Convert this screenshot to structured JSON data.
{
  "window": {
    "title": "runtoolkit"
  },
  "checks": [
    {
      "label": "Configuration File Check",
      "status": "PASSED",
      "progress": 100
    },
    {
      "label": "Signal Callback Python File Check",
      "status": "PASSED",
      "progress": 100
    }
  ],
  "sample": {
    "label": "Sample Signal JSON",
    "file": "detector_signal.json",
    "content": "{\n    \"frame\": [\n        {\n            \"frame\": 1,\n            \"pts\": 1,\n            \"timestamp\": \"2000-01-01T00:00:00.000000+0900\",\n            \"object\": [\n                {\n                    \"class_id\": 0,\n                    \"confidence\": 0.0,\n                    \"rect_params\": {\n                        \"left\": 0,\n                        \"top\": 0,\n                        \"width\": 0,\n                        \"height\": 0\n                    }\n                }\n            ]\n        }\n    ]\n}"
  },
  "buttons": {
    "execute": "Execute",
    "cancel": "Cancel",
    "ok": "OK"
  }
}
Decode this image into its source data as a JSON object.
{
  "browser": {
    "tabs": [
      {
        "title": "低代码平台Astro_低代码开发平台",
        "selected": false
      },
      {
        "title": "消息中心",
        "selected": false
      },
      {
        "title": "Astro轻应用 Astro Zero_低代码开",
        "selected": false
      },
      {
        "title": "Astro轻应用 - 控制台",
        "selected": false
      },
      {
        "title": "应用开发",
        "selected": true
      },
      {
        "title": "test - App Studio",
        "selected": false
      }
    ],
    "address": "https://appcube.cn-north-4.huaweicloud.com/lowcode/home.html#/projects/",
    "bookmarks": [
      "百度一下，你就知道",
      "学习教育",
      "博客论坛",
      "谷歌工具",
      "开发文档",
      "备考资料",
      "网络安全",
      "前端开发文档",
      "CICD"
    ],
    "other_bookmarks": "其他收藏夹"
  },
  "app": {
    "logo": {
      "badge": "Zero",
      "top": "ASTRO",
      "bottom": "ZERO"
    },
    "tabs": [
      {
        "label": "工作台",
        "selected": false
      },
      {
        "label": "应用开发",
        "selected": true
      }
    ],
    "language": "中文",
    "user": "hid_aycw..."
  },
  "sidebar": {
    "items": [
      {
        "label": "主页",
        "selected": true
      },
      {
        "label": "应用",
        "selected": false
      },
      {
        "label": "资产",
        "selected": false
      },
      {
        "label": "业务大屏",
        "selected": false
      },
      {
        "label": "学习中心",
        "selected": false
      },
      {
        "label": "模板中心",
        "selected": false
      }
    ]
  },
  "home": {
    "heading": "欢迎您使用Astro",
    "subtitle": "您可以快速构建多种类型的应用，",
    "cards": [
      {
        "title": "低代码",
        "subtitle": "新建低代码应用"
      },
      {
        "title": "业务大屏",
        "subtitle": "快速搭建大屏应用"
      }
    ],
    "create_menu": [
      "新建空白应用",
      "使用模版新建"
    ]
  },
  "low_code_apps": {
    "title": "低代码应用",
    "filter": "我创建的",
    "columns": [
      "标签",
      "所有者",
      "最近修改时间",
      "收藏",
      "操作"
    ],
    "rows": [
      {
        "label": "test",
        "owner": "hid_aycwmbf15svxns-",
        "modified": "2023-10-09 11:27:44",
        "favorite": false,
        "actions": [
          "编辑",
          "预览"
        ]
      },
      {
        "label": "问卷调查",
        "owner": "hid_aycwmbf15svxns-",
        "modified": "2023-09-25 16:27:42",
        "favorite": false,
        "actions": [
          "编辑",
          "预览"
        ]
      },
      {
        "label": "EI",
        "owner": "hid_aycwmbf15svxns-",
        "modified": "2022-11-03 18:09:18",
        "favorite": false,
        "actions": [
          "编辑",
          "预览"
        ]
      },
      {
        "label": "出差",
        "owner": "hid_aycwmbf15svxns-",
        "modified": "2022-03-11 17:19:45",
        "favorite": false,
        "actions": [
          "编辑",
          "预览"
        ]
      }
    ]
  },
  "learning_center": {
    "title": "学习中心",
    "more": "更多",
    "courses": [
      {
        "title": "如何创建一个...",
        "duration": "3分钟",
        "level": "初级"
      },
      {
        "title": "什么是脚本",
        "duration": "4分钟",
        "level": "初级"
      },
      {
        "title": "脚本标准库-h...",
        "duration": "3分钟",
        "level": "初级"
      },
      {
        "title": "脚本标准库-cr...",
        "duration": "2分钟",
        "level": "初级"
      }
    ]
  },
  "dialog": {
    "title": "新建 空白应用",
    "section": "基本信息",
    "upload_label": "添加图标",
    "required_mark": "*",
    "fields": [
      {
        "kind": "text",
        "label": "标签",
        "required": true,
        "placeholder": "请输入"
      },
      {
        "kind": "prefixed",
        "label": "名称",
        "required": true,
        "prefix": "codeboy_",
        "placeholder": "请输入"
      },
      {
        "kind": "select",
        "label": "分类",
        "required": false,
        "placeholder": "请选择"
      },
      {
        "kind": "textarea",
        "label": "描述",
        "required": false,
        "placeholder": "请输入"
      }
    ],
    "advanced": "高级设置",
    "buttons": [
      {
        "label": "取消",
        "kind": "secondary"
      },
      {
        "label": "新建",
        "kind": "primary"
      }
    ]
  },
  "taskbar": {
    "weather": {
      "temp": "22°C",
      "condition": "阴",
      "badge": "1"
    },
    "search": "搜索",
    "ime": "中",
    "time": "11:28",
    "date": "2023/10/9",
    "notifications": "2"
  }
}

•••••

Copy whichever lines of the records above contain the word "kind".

        "kind": "text",
        "kind": "prefixed",
        "kind": "select",
        "kind": "textarea",
        "kind": "secondary"
        "kind": "primary"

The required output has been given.